• MATERIAL PROVIDED:
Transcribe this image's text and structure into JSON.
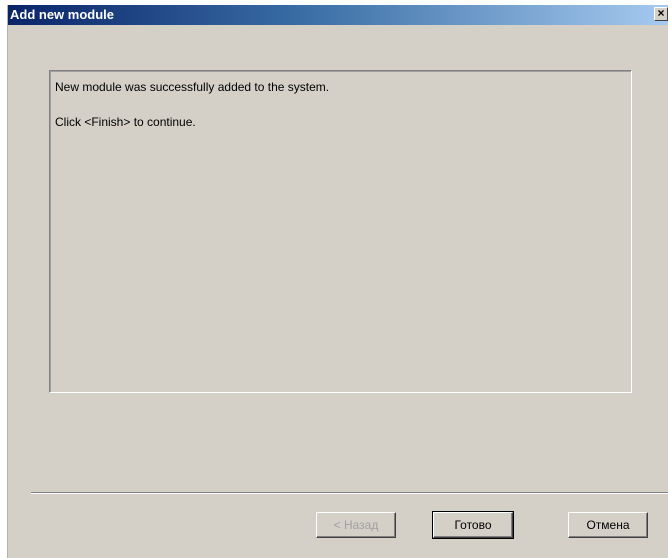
{
  "window": {
    "title": "Add new module",
    "close_label": "×"
  },
  "message": {
    "line1": "New module was successfully added to the system.",
    "line2": "Click <Finish> to continue."
  },
  "buttons": {
    "back_label": "< Назад",
    "finish_label": "Готово",
    "cancel_label": "Отмена"
  },
  "colors": {
    "titlebar_start": "#0a246a",
    "titlebar_end": "#a6caf0",
    "dialog_face": "#d4d0c8",
    "disabled_text": "#a0a0a0"
  }
}
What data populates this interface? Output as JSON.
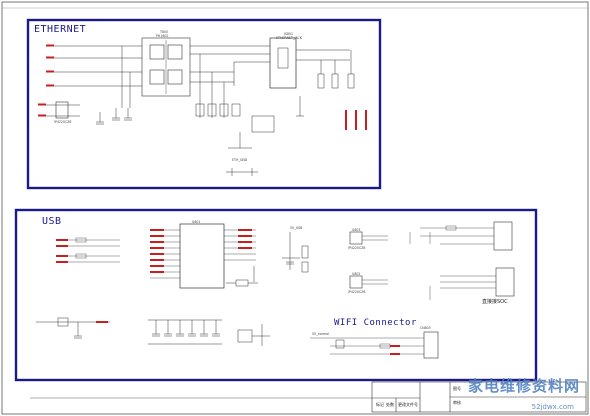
{
  "blocks": {
    "ethernet_title": "ETHERNET",
    "usb_title": "USB",
    "wifi_title": "WIFI Connector"
  },
  "ethernet": {
    "transformer_ref": "T800",
    "transformer_part": "PH1602",
    "rj45_ref": "JS801",
    "rj45_part": "ETHERNET_JACK",
    "tvs_part": "IP4220CZ6",
    "gnd": "ETH_GND"
  },
  "usb": {
    "hub_ref": "U801",
    "esd_ref_1": "U803",
    "esd_part_1": "IP4220CZ6",
    "esd_ref_2": "U802",
    "esd_part_2": "IP4220CZ6",
    "soc_note": "直接接SOC",
    "power_label": "5V_USB"
  },
  "wifi": {
    "connector_ref": "CN803",
    "power_label": "5V_normal"
  },
  "title_block": {
    "label_1": "标记",
    "label_2": "处数",
    "label_3": "更改文件号",
    "cell_a": "图号",
    "cell_b": "审核"
  },
  "watermark": {
    "text": "家电维修资料网",
    "url": "52jdwx.com"
  },
  "colors": {
    "frame": "#1a1a8a",
    "wire": "#333333",
    "net": "#c81e1e",
    "watermark": "#4a7cc0"
  }
}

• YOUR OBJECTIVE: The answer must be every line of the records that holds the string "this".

• ANSWER SECTION:
Transcribe this image's text and structure into JSON.
What data populates this interface? Output as JSON.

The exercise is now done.